Aarhus University Seal / Aarhus Universitets segl

US National Climate Program Act

First conceived in 1975, American legislators sought to pass a national climate program to reduce the negative impacts of climatic variability.  The central idea was that states would work in concert with the federal government to monitor and analyze climatic fluctuations in the hope that such efforts could lead to accurate climate predictions.  Given the elimination of the State Climatology Program in 1973 during the Nixon administration, state climatologists, business and agricultural interests, as well as state officials argued vehemently for a program that strengthened the role of local interests in national decision making.  State climatologists, many of whom testified in support of climate legislation, were especially critical of what appeared to be federal inaction on climate-related matters.

While influential members of the U.S. Congress – in consultation with various constituencies – concluded that something should be done, prominent officials within the Carter administration advocated for a more restrained approach to climate governance.  Instead of providing grants to local and state officials, who then would distribute the funds to state climatologists and other climate-related services tailored to individual state needs, the administration argued for a more centralized research program suited to improving the reliability of climate predictions.  The Office of Science and Technology Policy, as well as the Office of Management and Budget, relied on the opinions not only of agency heads but on the views as presented within federally-sponsored scientific reports. 

Despite the reluctance of the administration to support congressional efforts to pass a service-oriented climate program, President Carter signed the legislation into law in September 1978.  This legislation marked the first time that climate had acquired a distinctly legal and political identity within the United States, and as such its passage also marks the first time that climate deliberations sparked policy disagreements between different branches of the American government.

(Text: Gabriel Henderson)


Source:
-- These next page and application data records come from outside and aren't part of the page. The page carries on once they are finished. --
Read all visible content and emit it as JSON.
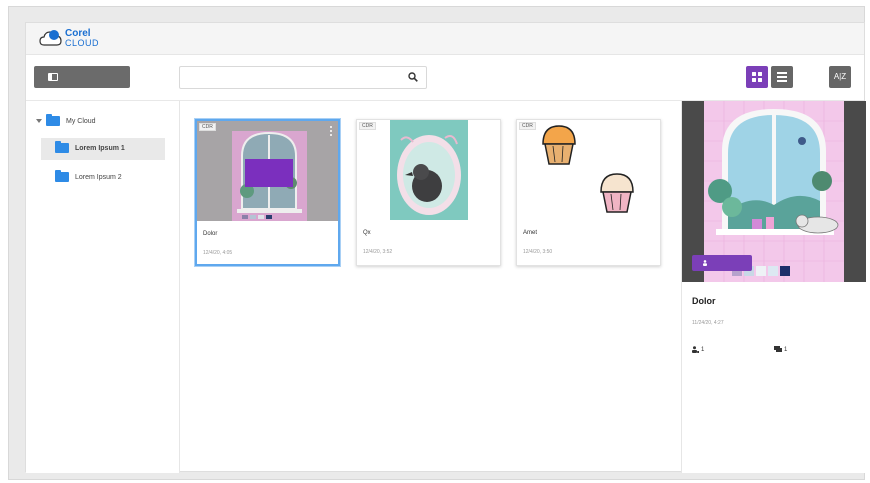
{
  "brand": {
    "name": "Corel",
    "sub": "CLOUD"
  },
  "search": {
    "placeholder": "",
    "value": ""
  },
  "toolbar": {
    "sort_label": "A|Z",
    "active_view": "grid"
  },
  "sidebar": {
    "root": {
      "label": "My Cloud",
      "icon": "folder-icon"
    },
    "items": [
      {
        "label": "Lorem Ipsum 1",
        "selected": true,
        "icon": "folder-icon"
      },
      {
        "label": "Lorem Ipsum 2",
        "selected": false,
        "icon": "folder-icon"
      }
    ]
  },
  "files": [
    {
      "badge": "CDR",
      "name": "Dolor",
      "date": "12/4/20, 4:05",
      "selected": true
    },
    {
      "badge": "CDR",
      "name": "Qx",
      "date": "12/4/20, 3:52",
      "selected": false
    },
    {
      "badge": "CDR",
      "name": "Amet",
      "date": "12/4/20, 3:50",
      "selected": false
    }
  ],
  "detail": {
    "title": "Dolor",
    "date": "11/24/20, 4:27",
    "users": "1",
    "comments": "1"
  },
  "colors": {
    "accent": "#7b3fb8",
    "folder": "#2e8be6",
    "selection": "#5fa8ee"
  }
}
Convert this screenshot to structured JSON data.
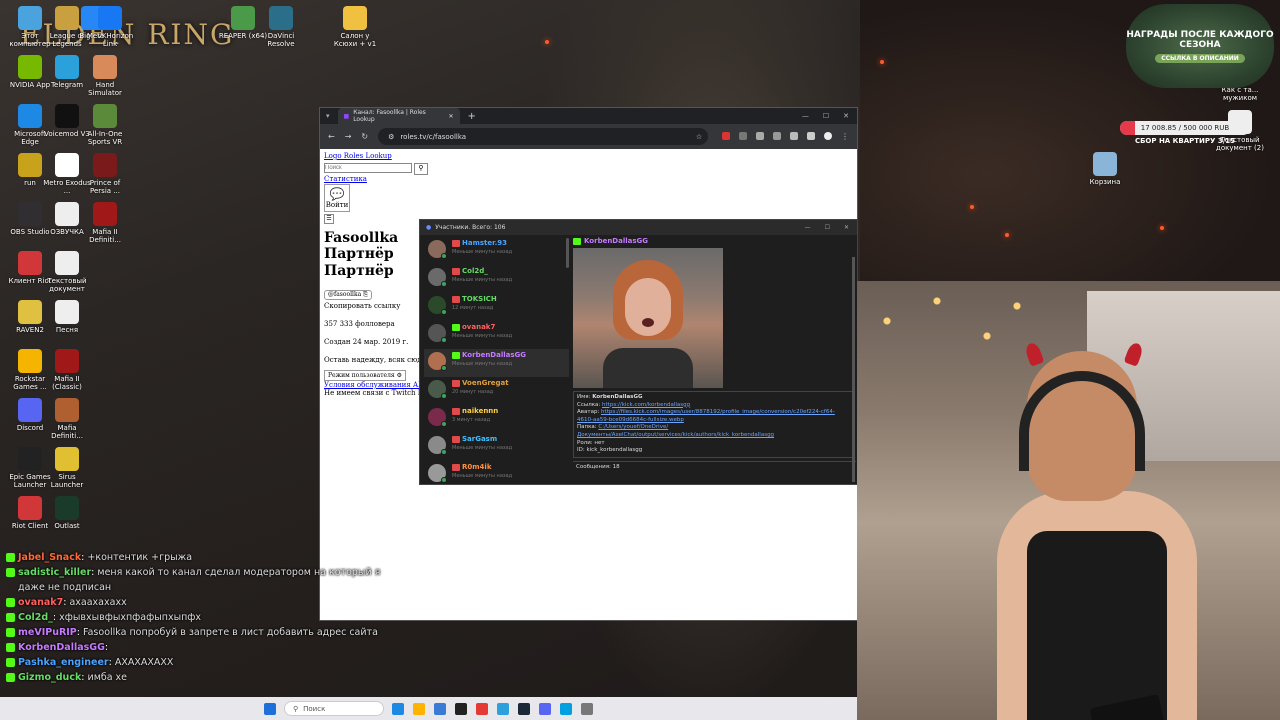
{
  "desktop": {
    "game_title": "ELDEN RING",
    "icons": [
      {
        "label": "Этот компьютер",
        "color": "#4aa3df"
      },
      {
        "label": "League of Legends",
        "color": "#c8a040"
      },
      {
        "label": "Big...VK",
        "color": "#2787f5"
      },
      {
        "label": "Meta Horizon Link",
        "color": "#1877f2"
      },
      {
        "label": "REAPER (x64)",
        "color": "#4a9a4a"
      },
      {
        "label": "DaVinci Resolve",
        "color": "#2a6e8a"
      },
      {
        "label": "Салон у Ксюхи + v1",
        "color": "#f0c040"
      },
      {
        "label": "NVIDIA App",
        "color": "#76b900"
      },
      {
        "label": "Telegram",
        "color": "#2aa1da"
      },
      {
        "label": "Hand Simulator",
        "color": "#d88a5a"
      },
      {
        "label": "Microsoft Edge",
        "color": "#1e88e5"
      },
      {
        "label": "Voicemod V3",
        "color": "#111111"
      },
      {
        "label": "All-In-One Sports VR",
        "color": "#5a8a3a"
      },
      {
        "label": "run",
        "color": "#c9a21c"
      },
      {
        "label": "Metro Exodus ...",
        "color": "#ffffff"
      },
      {
        "label": "Prince of Persia ...",
        "color": "#7a1a1a"
      },
      {
        "label": "OBS Studio",
        "color": "#302e31"
      },
      {
        "label": "ОЗВУЧКА",
        "color": "#eeeeee"
      },
      {
        "label": "Mafia II Definiti...",
        "color": "#a01818"
      },
      {
        "label": "Клиент Riot",
        "color": "#d13639"
      },
      {
        "label": "Текстовый документ",
        "color": "#eeeeee"
      },
      {
        "label": "RAVEN2",
        "color": "#e0c040"
      },
      {
        "label": "Песня",
        "color": "#eeeeee"
      },
      {
        "label": "Rockstar Games ...",
        "color": "#f4b400"
      },
      {
        "label": "Mafia II (Classic)",
        "color": "#a01818"
      },
      {
        "label": "Discord",
        "color": "#5865f2"
      },
      {
        "label": "Mafia Definiti...",
        "color": "#b06030"
      },
      {
        "label": "Epic Games Launcher",
        "color": "#222222"
      },
      {
        "label": "Sirus Launcher",
        "color": "#e0c030"
      },
      {
        "label": "Riot Client",
        "color": "#d13639"
      },
      {
        "label": "Outlast",
        "color": "#1a3a2a"
      },
      {
        "label": "Корзина",
        "color": "#8ab4d8"
      },
      {
        "label": "Как с та... мужиком",
        "color": "#eeeeee"
      },
      {
        "label": "Текстовый документ (2)",
        "color": "#eeeeee"
      }
    ]
  },
  "browser": {
    "tab_title": "Канал: Fasoollka | Roles Lookup",
    "address": "roles.tv/c/fasoollka",
    "page": {
      "logo_link": "Logo Roles Lookup",
      "search_placeholder": "Поиск",
      "stats_link": "Статистика",
      "twitch_label": "Войти",
      "channel_name": "Fasoollka",
      "partner_img_alt": "Партнёр",
      "partner_label": "Партнёр",
      "handle": "@fasoollka",
      "copy_link": "Скопировать ссылку",
      "followers": "357 333 фолловера",
      "created": "Создан 24 мар. 2019 г.",
      "hope": "Оставь надежду, всяк сюда в...",
      "user_mode_btn": "Режим пользователя",
      "terms_link": "Условия обслуживания API",
      "disclaimer": "Не имеем связи с Twitch Int..."
    }
  },
  "participants": {
    "title": "Участники. Всего: 106",
    "items": [
      {
        "name": "Hamster.93",
        "sub": "Меньше минуты назад",
        "color": "#4aa3ff",
        "avatar": "#8a6a5a"
      },
      {
        "name": "Col2d_",
        "sub": "Меньше минуты назад",
        "color": "#66dd66",
        "avatar": "#6a6a6a"
      },
      {
        "name": "TOKSICH",
        "sub": "12 минут назад",
        "color": "#66dd66",
        "avatar": "#2a4a2a"
      },
      {
        "name": "ovanak7",
        "sub": "Меньше минуты назад",
        "color": "#ff6060",
        "avatar": "#555555"
      },
      {
        "name": "KorbenDallasGG",
        "sub": "Меньше минуты назад",
        "color": "#c57bff",
        "avatar": "#b07050"
      },
      {
        "name": "VoenGregat",
        "sub": "20 минут назад",
        "color": "#e0a040",
        "avatar": "#4a5a4a"
      },
      {
        "name": "naikennn",
        "sub": "3 минут назад",
        "color": "#ffd040",
        "avatar": "#7a2a4a"
      },
      {
        "name": "SarGasm",
        "sub": "Меньше минуты назад",
        "color": "#40c0ff",
        "avatar": "#8a8a8a"
      },
      {
        "name": "R0m4ik",
        "sub": "Меньше минуты назад",
        "color": "#ff9040",
        "avatar": "#999999"
      }
    ],
    "detail": {
      "name": "KorbenDallasGG",
      "name_label": "Имя:",
      "link_label": "Ссылка:",
      "link": "https://kick.com/korbendallasgg",
      "avatar_label": "Аватар:",
      "avatar_url": "https://files.kick.com/images/user/8878192/profile_image/conversion/c20ef224-cf64-4610-aa59-bce09d6684c-fullsize.webp",
      "folder_label": "Папка:",
      "folder": "C:/Users/youef/OneDrive/Документы/AxelChat/output/services/kick/authors/kick_korbendallasgg",
      "roles": "Роли: нет",
      "id": "ID: kick_korbendallasgg",
      "messages": "Сообщения: 18"
    }
  },
  "overlay": {
    "reward_title": "НАГРАДЫ ПОСЛЕ КАЖДОГО СЕЗОНА",
    "reward_sub": "ССЫЛКА В ОПИСАНИИ",
    "goal_text": "17 008.85 / 500 000 RUB",
    "goal_label": "СБОР НА КВАРТИРУ 3/15",
    "goal_progress": 0.034
  },
  "chat": [
    {
      "user": "Jabel_Snack",
      "msg": "+контентик +грыжа",
      "ucolor": "#ff6a3a"
    },
    {
      "user": "sadistic_killer",
      "msg": "меня какой то канал сделал модератором на который я даже не подписан",
      "ucolor": "#66dd66"
    },
    {
      "user": "ovanak7",
      "msg": "ахаахахахх",
      "ucolor": "#ff6060"
    },
    {
      "user": "Col2d_",
      "msg": "хфывхывфыхпфафыпхыпфх",
      "ucolor": "#66dd66"
    },
    {
      "user": "meVIPuRIP",
      "msg": "Fasoollka попробуй в запрете в лист добавить адрес сайта",
      "ucolor": "#c57bff"
    },
    {
      "user": "KorbenDallasGG",
      "msg": "",
      "ucolor": "#c57bff"
    },
    {
      "user": "Pashka_engineer",
      "msg": "АХАХАХАХХ",
      "ucolor": "#4aa3ff"
    },
    {
      "user": "Gizmo_duck",
      "msg": "имба хе",
      "ucolor": "#66dd66"
    }
  ],
  "taskbar": {
    "search": "Поиск",
    "icons": [
      "#1e88e5",
      "#ffb300",
      "#3a7bd5",
      "#222222",
      "#e53935",
      "#2aa1da",
      "#1b2838",
      "#5865f2",
      "#00a0e0",
      "#777777"
    ]
  }
}
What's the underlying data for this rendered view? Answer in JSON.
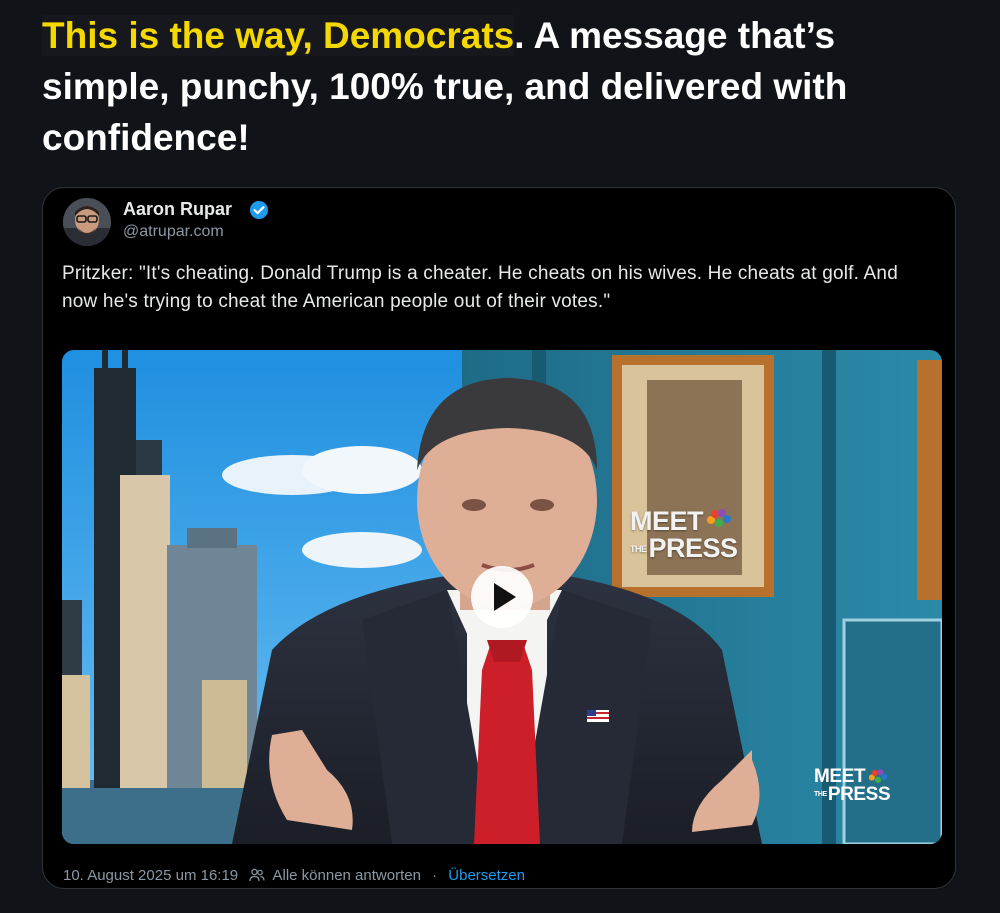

Henderson, Gabriel 2016: "Governing the Hazards of Climate: The Development of the National Climate Program Act, 1977-1981", Historical Studies of the Natural Sciences 46:2, pp. 207-242.